* WHAT YOU ARE ASKED TO DO:
Tally the lines below containing "Необходимые" and report only the total.

* SUPPLIED MATERIAL:

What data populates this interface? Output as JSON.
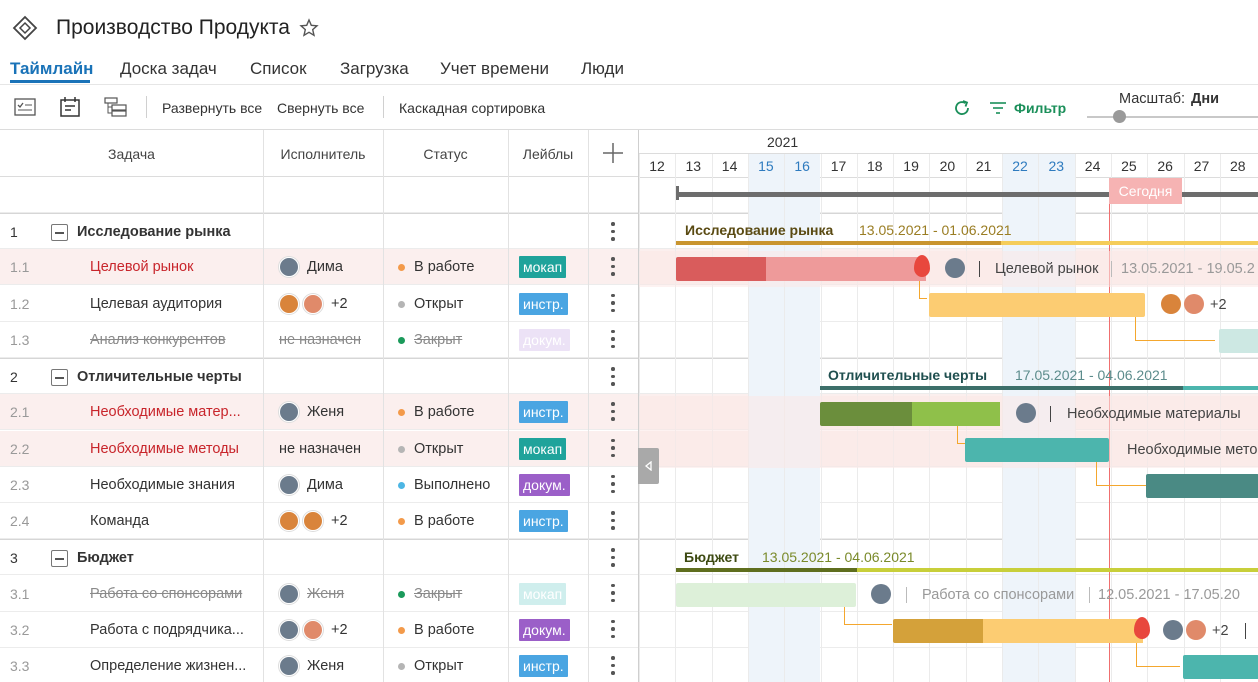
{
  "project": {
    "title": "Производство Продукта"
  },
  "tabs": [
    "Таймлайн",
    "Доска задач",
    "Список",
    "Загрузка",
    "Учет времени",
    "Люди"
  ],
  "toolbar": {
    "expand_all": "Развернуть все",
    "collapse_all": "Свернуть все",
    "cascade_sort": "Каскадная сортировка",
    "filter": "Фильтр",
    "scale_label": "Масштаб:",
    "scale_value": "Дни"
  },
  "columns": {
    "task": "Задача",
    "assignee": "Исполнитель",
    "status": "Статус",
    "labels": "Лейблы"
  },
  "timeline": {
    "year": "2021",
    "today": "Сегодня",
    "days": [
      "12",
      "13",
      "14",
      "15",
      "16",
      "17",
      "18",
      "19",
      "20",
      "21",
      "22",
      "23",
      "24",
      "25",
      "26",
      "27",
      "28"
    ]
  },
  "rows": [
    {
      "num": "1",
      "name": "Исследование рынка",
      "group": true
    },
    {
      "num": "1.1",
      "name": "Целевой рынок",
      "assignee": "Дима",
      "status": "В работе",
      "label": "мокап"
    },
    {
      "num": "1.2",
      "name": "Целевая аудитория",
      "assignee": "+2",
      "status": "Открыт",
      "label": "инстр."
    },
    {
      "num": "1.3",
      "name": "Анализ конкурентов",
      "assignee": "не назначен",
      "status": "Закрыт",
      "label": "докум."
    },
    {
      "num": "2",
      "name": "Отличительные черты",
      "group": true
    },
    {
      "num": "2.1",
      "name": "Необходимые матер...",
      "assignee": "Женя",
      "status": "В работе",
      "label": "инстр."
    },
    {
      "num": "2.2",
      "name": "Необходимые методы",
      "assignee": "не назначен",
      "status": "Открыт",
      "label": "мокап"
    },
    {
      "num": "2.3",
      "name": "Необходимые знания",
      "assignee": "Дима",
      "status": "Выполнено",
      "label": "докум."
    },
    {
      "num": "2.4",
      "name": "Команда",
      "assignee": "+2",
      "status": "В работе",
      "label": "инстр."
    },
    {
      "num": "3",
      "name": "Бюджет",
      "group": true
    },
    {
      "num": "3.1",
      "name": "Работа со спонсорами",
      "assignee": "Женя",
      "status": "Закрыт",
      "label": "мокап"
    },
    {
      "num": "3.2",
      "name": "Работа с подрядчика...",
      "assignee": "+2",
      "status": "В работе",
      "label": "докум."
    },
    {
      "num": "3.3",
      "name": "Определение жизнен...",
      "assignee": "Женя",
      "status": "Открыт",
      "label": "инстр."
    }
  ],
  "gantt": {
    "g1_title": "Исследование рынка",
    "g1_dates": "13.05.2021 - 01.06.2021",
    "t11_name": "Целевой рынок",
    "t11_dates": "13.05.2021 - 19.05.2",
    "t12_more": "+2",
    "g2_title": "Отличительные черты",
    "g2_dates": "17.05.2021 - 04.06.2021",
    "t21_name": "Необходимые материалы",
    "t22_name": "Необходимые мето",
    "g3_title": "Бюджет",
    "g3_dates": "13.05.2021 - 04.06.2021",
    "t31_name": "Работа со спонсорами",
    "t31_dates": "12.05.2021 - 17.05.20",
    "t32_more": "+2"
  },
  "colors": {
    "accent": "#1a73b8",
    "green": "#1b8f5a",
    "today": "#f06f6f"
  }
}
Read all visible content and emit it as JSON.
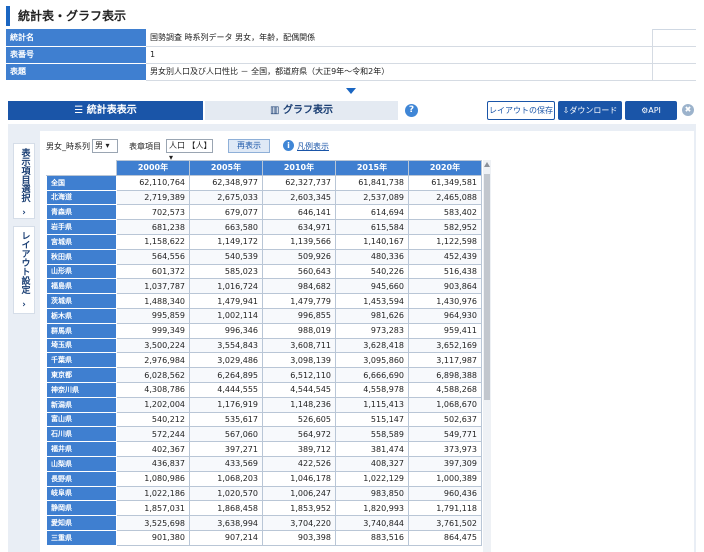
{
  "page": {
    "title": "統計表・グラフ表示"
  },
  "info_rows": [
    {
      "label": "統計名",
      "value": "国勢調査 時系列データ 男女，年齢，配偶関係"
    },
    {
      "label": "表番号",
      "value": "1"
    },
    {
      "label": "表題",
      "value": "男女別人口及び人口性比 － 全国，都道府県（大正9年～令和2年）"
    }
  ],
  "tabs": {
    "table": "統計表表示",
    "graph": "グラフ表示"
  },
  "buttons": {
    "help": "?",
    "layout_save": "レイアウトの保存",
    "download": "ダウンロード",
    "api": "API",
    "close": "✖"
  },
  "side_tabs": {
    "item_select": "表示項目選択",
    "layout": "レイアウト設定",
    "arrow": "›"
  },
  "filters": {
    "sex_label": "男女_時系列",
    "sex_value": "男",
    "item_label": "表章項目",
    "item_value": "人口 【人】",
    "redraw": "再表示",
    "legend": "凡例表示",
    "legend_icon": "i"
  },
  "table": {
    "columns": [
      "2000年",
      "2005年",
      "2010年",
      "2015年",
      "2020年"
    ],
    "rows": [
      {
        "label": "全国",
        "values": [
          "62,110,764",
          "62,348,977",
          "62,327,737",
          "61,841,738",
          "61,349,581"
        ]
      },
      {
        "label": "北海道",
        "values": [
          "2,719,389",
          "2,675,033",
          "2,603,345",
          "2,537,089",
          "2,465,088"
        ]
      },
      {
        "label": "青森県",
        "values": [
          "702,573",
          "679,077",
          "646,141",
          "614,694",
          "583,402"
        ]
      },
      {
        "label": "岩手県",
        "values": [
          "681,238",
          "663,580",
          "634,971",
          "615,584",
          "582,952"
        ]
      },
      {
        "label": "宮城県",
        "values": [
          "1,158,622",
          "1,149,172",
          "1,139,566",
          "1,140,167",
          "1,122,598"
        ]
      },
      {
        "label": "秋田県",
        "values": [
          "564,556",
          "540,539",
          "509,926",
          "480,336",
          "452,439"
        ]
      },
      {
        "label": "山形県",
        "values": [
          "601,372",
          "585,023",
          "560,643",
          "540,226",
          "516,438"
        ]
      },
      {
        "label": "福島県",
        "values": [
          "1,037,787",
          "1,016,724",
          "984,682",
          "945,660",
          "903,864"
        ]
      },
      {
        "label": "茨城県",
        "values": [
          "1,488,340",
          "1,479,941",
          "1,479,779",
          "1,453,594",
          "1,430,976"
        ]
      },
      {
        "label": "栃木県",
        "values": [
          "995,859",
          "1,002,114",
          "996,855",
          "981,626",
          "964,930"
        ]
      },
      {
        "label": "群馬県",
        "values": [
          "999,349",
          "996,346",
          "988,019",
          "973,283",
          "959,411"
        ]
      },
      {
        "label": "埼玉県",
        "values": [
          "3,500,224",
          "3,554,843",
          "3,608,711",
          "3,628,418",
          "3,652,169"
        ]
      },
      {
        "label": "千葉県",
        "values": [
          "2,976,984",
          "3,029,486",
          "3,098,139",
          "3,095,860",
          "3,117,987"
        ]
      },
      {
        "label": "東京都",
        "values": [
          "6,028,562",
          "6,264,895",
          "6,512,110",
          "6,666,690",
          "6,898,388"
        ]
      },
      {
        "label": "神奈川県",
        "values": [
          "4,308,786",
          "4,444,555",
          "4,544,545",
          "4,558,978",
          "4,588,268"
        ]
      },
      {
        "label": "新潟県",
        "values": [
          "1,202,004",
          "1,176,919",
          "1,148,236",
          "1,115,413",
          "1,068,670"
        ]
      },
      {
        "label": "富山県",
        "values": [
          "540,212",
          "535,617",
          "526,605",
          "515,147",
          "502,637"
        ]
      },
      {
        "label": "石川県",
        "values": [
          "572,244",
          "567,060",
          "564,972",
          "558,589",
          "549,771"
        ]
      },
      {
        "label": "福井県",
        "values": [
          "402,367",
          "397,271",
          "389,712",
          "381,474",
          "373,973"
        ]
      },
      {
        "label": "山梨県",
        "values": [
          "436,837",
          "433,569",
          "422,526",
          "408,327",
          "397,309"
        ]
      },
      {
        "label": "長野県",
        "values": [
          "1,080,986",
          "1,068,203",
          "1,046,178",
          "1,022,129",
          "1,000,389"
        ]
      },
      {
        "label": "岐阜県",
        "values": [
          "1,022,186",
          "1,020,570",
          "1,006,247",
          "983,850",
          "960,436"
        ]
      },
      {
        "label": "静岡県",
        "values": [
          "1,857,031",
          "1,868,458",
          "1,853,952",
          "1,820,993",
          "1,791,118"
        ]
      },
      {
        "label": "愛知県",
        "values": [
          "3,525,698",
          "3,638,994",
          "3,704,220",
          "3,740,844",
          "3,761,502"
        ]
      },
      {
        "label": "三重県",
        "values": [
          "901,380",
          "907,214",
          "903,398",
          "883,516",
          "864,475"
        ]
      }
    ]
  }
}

* ANSWER BOX:
5